Fall has arrived and most of the garden is empty now. Life has slowed down, but if you’re growing perennial vegetables, your work isn’t finished yet.
I love growing any kind of perennials – plant them once and they come back every year when given the proper care – but perennial vegetables are truly worth growing. What could be better than food you don’t have to replant every year? Even better, most perennials are ready to harvest in the spring, or at least earlier than many other plants.
Here are some tips on how to prepare your perennial vegetables for winter survival.
Globe artichokes can produce for six or seven years with proper care. They need to be protected from frost and are best grown in USDA zones 5 to 7. Most gardeners in colder zones grow them as annuals.
To prepare your artichoke plants for winter, cut the stalks down, leaving about eight to ten inches on the plant. Then gather the remaining stalks and tie them together to hold them upright. This will help protect the crown of the plant.
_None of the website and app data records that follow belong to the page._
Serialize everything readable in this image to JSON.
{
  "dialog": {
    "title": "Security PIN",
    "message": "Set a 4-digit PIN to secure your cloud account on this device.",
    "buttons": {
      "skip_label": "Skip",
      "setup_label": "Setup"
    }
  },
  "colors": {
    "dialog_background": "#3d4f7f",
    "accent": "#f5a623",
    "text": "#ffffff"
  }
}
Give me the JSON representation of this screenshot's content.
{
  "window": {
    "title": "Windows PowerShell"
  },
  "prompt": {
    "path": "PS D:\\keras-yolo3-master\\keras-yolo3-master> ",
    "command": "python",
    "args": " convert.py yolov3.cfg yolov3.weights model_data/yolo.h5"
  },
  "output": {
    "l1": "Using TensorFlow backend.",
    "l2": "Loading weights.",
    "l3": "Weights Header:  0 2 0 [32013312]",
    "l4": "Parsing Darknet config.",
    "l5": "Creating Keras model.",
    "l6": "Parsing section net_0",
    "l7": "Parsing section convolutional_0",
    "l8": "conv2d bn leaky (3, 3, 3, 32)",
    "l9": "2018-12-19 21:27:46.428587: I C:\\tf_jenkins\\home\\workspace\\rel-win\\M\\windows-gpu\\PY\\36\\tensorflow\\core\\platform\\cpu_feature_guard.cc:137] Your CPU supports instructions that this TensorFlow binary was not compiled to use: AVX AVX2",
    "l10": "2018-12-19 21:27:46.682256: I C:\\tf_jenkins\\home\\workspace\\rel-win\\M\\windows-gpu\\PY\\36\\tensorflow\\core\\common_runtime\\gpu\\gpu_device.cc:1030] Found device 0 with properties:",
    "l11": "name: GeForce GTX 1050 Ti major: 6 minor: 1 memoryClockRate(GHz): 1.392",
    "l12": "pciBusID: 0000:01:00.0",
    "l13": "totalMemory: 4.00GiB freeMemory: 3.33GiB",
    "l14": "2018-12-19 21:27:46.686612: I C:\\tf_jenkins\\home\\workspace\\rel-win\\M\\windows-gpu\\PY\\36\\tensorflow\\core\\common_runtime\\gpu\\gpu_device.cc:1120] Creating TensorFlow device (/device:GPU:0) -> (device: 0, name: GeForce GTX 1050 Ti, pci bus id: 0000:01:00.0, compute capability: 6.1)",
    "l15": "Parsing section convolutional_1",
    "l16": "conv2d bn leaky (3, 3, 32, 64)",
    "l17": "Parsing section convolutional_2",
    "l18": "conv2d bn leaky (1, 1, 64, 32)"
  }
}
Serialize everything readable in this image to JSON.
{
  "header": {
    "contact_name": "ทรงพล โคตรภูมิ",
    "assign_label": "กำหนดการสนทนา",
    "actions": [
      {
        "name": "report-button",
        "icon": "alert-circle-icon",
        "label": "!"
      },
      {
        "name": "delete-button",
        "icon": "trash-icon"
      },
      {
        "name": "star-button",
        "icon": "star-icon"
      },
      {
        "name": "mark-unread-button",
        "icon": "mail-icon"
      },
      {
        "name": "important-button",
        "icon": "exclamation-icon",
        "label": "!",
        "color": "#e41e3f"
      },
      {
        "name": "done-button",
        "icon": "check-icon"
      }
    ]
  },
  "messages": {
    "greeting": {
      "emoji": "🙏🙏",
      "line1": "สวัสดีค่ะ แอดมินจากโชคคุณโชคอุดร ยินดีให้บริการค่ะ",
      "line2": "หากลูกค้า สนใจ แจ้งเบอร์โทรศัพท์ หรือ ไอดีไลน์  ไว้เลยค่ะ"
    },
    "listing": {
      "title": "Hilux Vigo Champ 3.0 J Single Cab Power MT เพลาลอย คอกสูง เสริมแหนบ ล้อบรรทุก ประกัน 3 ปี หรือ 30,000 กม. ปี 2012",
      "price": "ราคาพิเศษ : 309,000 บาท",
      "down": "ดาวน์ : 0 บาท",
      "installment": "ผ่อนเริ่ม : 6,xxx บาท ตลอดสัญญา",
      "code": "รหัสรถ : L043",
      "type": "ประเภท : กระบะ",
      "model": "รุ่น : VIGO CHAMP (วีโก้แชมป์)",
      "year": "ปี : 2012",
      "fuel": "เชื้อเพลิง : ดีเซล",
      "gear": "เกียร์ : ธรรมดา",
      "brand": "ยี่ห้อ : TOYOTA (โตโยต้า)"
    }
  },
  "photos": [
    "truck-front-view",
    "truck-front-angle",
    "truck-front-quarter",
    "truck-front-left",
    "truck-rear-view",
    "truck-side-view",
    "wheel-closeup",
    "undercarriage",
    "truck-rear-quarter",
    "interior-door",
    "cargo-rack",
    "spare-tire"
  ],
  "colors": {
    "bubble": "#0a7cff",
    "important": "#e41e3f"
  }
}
Add four to six inches of compost around the plant base, and layer up to eight inches of straw or chopped leaves on top of the compost.
In very cold weather, pack a cardboard box with straw or chopped leaves and invert it over the plant. The box can be covered with another deep layer of straw or leaves if needed. Remove the box if the weather warms up.
If you live in Zone 8 or above, cut the plants back to ground level and cover with three or four inches of mulch.
In extremely cold areas, you can dig up the root crowns before the weather freezes and store them in a cool basement or garage. Don’t let them freeze while in storage.
Asparagus crowns will produce a spring crop of spears for twenty years or even longer if they are well cared for, so taking the time to prepare them for winter is time well spent.
Leave the ferny stems on your plants as long as the stems are green. When the stalks turn brown and get brittle, usually after the first frost, cut them off at ground level. Because asparagus beetles can overwinter in the cut-off stalks, don’t add them to your compost pile or leave them in the asparagus bed.
Be patient; don’t cut the stalks too early. The process of photosynthesis, when the green stalks gather energy from the sun, strengthens the plants’ crowns for maximum spear production in the spring. Cutting the stalks back too soon will mean less energy in the crowns over the winter and fewer spears in the spring.
However, if you have any female plants that produce red seed berries in the fall, those seed-producing stalks should be cut down before the seeds form. Female plants use their energy to produce seeds instead of to strengthen their crowns, which means fewer spears in the spring. You can purchase male plants or crowns to prevent this.
To protect your asparagus plants from damage from cold temperatures, mulch the bed with organic material such as compost, well-aged manure, straw or chopped leaves before freezing weather or snow hits your garden. This will not only keep the crowns from freezing but will also enrich the soil for good spring growth. In areas with heavy snow you can add up to six inches of mulch.
In spring the new spears will grow right up through the organic material; there is no need to remove the mulch you applied in the fall.
Walking onions are so named because they reproduce on their own, “walking” across the garden bed. The plants produce topset bulbils, usually three or four in a clump. The bulbils become so heavy in late summer that eventually the stalk will bend in half and fall over, with the bulbils resting on the ground where they form new plants.
Also called bunching or Egyptian onions, walking onions are very hardy perennials that require little maintenance and are very prolific. They will grow nearly everywhere, although they prefer full sun and fertile soil.
The bulbils can also be cut from the stalks and planted in a new location in the early fall. Plant them an inch deep and about a foot apart to give them plenty of room to reproduce in the future.
Before cold weather arrives, tuck an inch or so of straw or shredded leaves around your plants. Walking onions are very cold tolerant and should survive a harsh winter and be one of the first plants to come up in the spring.
Horseradish is a perennial plant from the mustard family. It’s a rugged plant that grows best in areas with a cold winter. It seems to handle winter weather well without much care.
In some areas horseradish grows so well it can be invasive and take over the garden. When you harvest this plant in the fall, remove as many of the roots as you can and only replant as many as you need for the next season. Don’t add the roots you’ve dug up to your compost pile to avoid spreading them all over your garden.
Perhaps because it’s used in pie, rhubarb is often thought of as a fruit, but it is actually a perennial vegetable. It has a deep root system and usually survives the winter without much care.
Rhubarb grows best in the colder zones. It needs an extended period of cold below 40°F to produce stems.
The first frost of the season will kill any leaves and stalks that are still on the plant. They will die off naturally and should be removed from the crown. This is a good time to weed the rhubarb patch and scratch up the soil a bit so it will be ready for spring.
After the ground freezes, mulch the plants with several inches of compost or leaves. In areas with severe cold temperatures, add an additional layer of straw.
A small investment of time in the fall will give you a harvest for many years in the future. The time you spend preparing your perennial vegetable plants for winter will be time well spent.